§ **Required work**: Although the data below contains pictures, please reproduce only its words, exactly.

§ **Stored items**:
——————————
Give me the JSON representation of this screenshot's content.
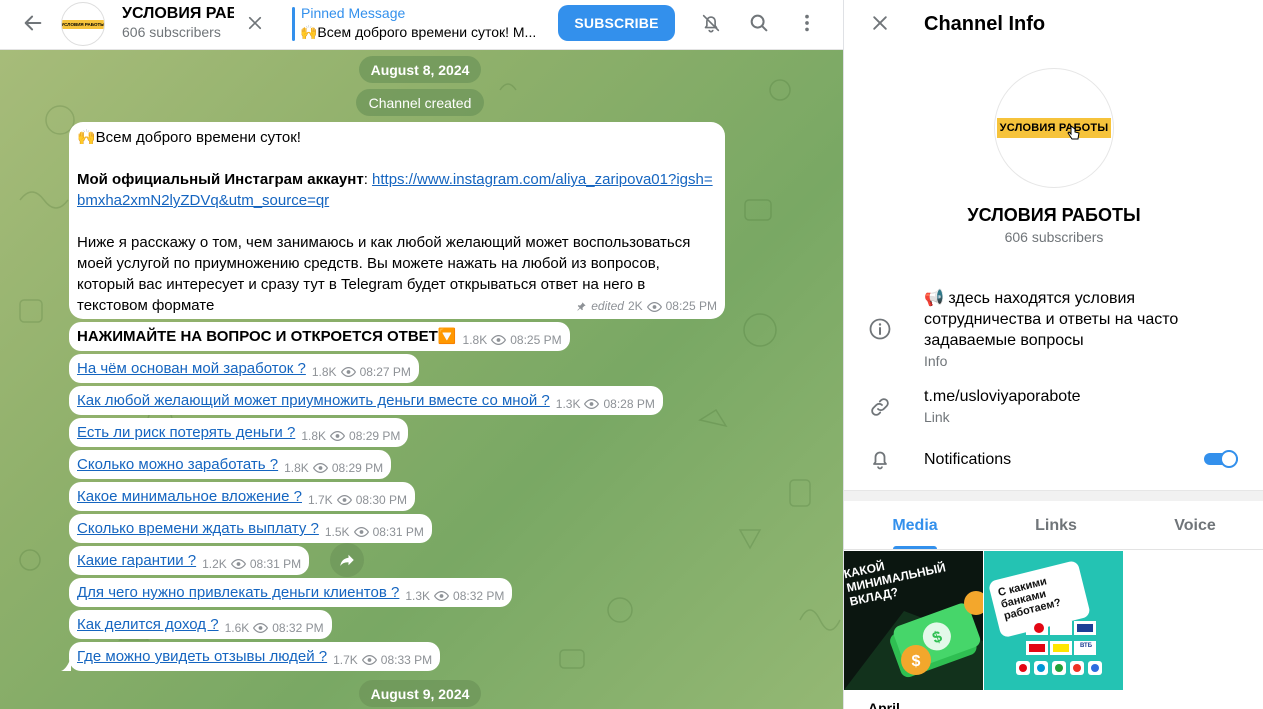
{
  "header": {
    "title": "УСЛОВИЯ РАБОТЫ",
    "subscribers": "606 subscribers",
    "avatar_text": "УСЛОВИЯ РАБОТЫ",
    "pinned_label": "Pinned Message",
    "pinned_text": "🙌Всем доброго времени суток! М...",
    "subscribe_label": "SUBSCRIBE"
  },
  "chat": {
    "date1": "August 8, 2024",
    "channel_created": "Channel created",
    "date2": "August 9, 2024",
    "main_message": {
      "greeting": "🙌Всем доброго времени суток!",
      "insta_label": "Мой официальный Инстаграм аккаунт",
      "insta_colon": ": ",
      "insta_link": "https://www.instagram.com/aliya_zaripova01?igsh=bmxha2xmN2lyZDVq&utm_source=qr",
      "body": "Ниже я расскажу о том, чем занимаюсь и как любой желающий может воспользоваться моей услугой по приумножению средств. Вы можете нажать на любой из вопросов, который вас интересует и сразу тут в Telegram будет открываться ответ на него в текстовом формате",
      "edited": "edited",
      "views": "2K",
      "time": "08:25 PM"
    },
    "heading_message": {
      "text": "НАЖИМАЙТЕ НА ВОПРОС И ОТКРОЕТСЯ ОТВЕТ🔽",
      "views": "1.8K",
      "time": "08:25 PM"
    },
    "questions": [
      {
        "text": "На чём основан мой заработок ?",
        "views": "1.8K",
        "time": "08:27 PM"
      },
      {
        "text": "Как любой желающий может приумножить деньги вместе со мной ?",
        "views": "1.3K",
        "time": "08:28 PM"
      },
      {
        "text": "Есть ли риск потерять деньги ?",
        "views": "1.8K",
        "time": "08:29 PM"
      },
      {
        "text": "Сколько можно заработать ?",
        "views": "1.8K",
        "time": "08:29 PM"
      },
      {
        "text": "Какое минимальное вложение ?",
        "views": "1.7K",
        "time": "08:30 PM"
      },
      {
        "text": "Сколько времени ждать выплату ?",
        "views": "1.5K",
        "time": "08:31 PM"
      },
      {
        "text": "Какие гарантии ?",
        "views": "1.2K",
        "time": "08:31 PM"
      },
      {
        "text": "Для чего нужно привлекать деньги клиентов ?",
        "views": "1.3K",
        "time": "08:32 PM"
      },
      {
        "text": "Как делится доход ?",
        "views": "1.6K",
        "time": "08:32 PM"
      },
      {
        "text": "Где можно увидеть отзывы людей ?",
        "views": "1.7K",
        "time": "08:33 PM"
      }
    ]
  },
  "info": {
    "title": "Channel Info",
    "avatar_text": "УСЛОВИЯ РАБОТЫ",
    "name": "УСЛОВИЯ РАБОТЫ",
    "subscribers": "606 subscribers",
    "description": "📢 здесь находятся условия сотрудничества и ответы на часто задаваемые вопросы",
    "description_label": "Info",
    "link": "t.me/usloviyaporabote",
    "link_label": "Link",
    "notifications_label": "Notifications",
    "notifications_on": true,
    "tabs": [
      "Media",
      "Links",
      "Voice"
    ],
    "active_tab": "Media",
    "thumb1_text": "КАКОЙ МИНИМАЛЬНЫЙ ВКЛАД?",
    "thumb2_text": "С какими банками работаем?",
    "thumb2_bank": "ВТБ",
    "month_label": "April"
  },
  "colors": {
    "accent": "#3390ec",
    "logo_yellow": "#f6c33b",
    "link": "#1565c0",
    "muted": "#707579"
  }
}
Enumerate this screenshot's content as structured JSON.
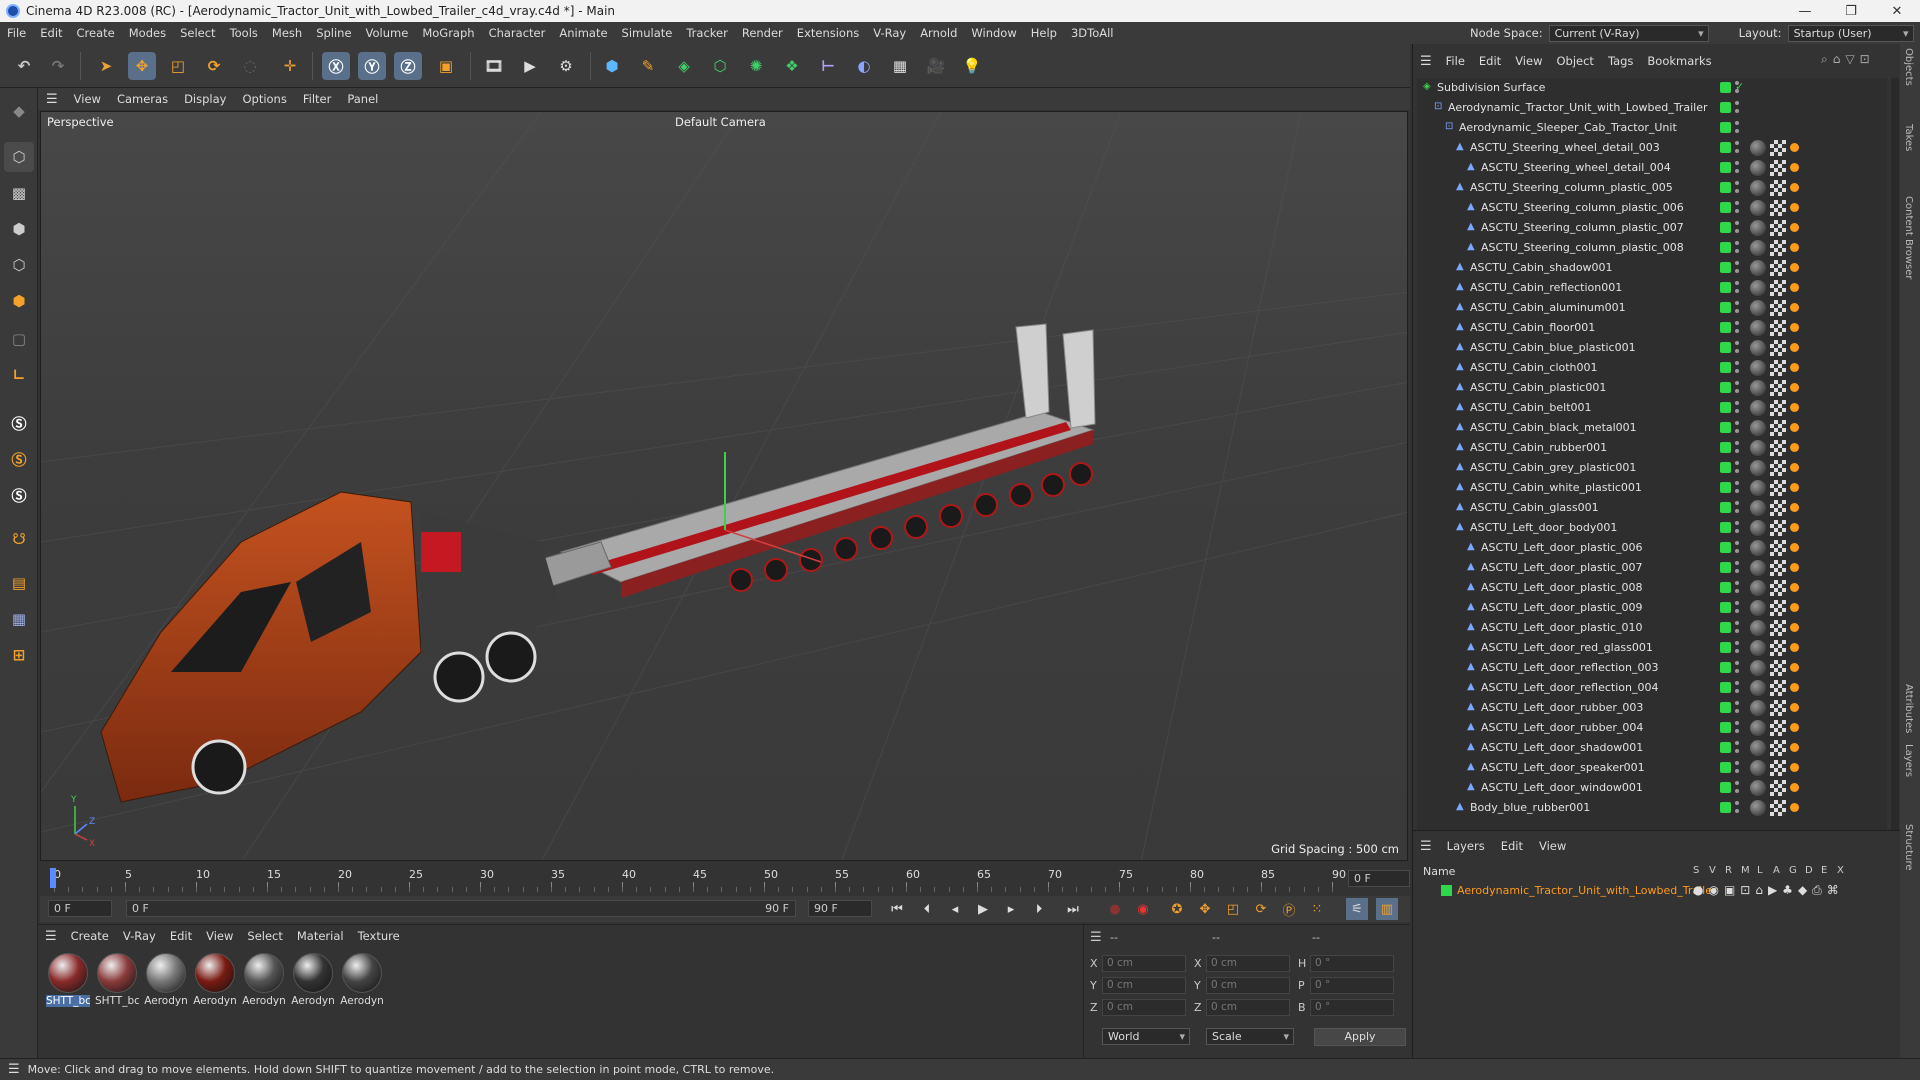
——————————
§ **Exercise output**:
Give me the JSON representation of this screenshot's content.
{
  "header": {
    "title": "УСЛОВИЯ РАБОТЫ",
    "subscribers": "606 subscribers",
    "avatar_text": "УСЛОВИЯ РАБОТЫ",
    "pinned_label": "Pinned Message",
    "pinned_text": "🙌Всем доброго времени суток! М...",
    "subscribe_label": "SUBSCRIBE"
  },
  "chat": {
    "date1": "August 8, 2024",
    "channel_created": "Channel created",
    "date2": "August 9, 2024",
    "main_message": {
      "greeting": "🙌Всем доброго времени суток!",
      "insta_label": "Мой официальный Инстаграм аккаунт",
      "insta_colon": ": ",
      "insta_link": "https://www.instagram.com/aliya_zaripova01?igsh=bmxha2xmN2lyZDVq&utm_source=qr",
      "body": "Ниже я расскажу о том, чем занимаюсь и как любой желающий может воспользоваться моей услугой по приумножению средств. Вы можете нажать на любой из вопросов, который вас интересует и сразу тут в Telegram будет открываться ответ на него в текстовом формате",
      "edited": "edited",
      "views": "2K",
      "time": "08:25 PM"
    },
    "heading_message": {
      "text": "НАЖИМАЙТЕ НА ВОПРОС И ОТКРОЕТСЯ ОТВЕТ🔽",
      "views": "1.8K",
      "time": "08:25 PM"
    },
    "questions": [
      {
        "text": "На чём основан мой заработок ?",
        "views": "1.8K",
        "time": "08:27 PM"
      },
      {
        "text": "Как любой желающий может приумножить деньги вместе со мной ?",
        "views": "1.3K",
        "time": "08:28 PM"
      },
      {
        "text": "Есть ли риск потерять деньги ?",
        "views": "1.8K",
        "time": "08:29 PM"
      },
      {
        "text": "Сколько можно заработать ?",
        "views": "1.8K",
        "time": "08:29 PM"
      },
      {
        "text": "Какое минимальное вложение ?",
        "views": "1.7K",
        "time": "08:30 PM"
      },
      {
        "text": "Сколько времени ждать выплату ?",
        "views": "1.5K",
        "time": "08:31 PM"
      },
      {
        "text": "Какие гарантии ?",
        "views": "1.2K",
        "time": "08:31 PM"
      },
      {
        "text": "Для чего нужно привлекать деньги клиентов ?",
        "views": "1.3K",
        "time": "08:32 PM"
      },
      {
        "text": "Как делится доход ?",
        "views": "1.6K",
        "time": "08:32 PM"
      },
      {
        "text": "Где можно увидеть отзывы людей ?",
        "views": "1.7K",
        "time": "08:33 PM"
      }
    ]
  },
  "info": {
    "title": "Channel Info",
    "avatar_text": "УСЛОВИЯ РАБОТЫ",
    "name": "УСЛОВИЯ РАБОТЫ",
    "subscribers": "606 subscribers",
    "description": "📢 здесь находятся условия сотрудничества и ответы на часто задаваемые вопросы",
    "description_label": "Info",
    "link": "t.me/usloviyaporabote",
    "link_label": "Link",
    "notifications_label": "Notifications",
    "notifications_on": true,
    "tabs": [
      "Media",
      "Links",
      "Voice"
    ],
    "active_tab": "Media",
    "thumb1_text": "КАКОЙ МИНИМАЛЬНЫЙ ВКЛАД?",
    "thumb2_text": "С какими банками работаем?",
    "thumb2_bank": "ВТБ",
    "month_label": "April"
  },
  "colors": {
    "accent": "#3390ec",
    "logo_yellow": "#f6c33b",
    "link": "#1565c0",
    "muted": "#707579"
  }
}
Enumerate this screenshot's content as structured JSON.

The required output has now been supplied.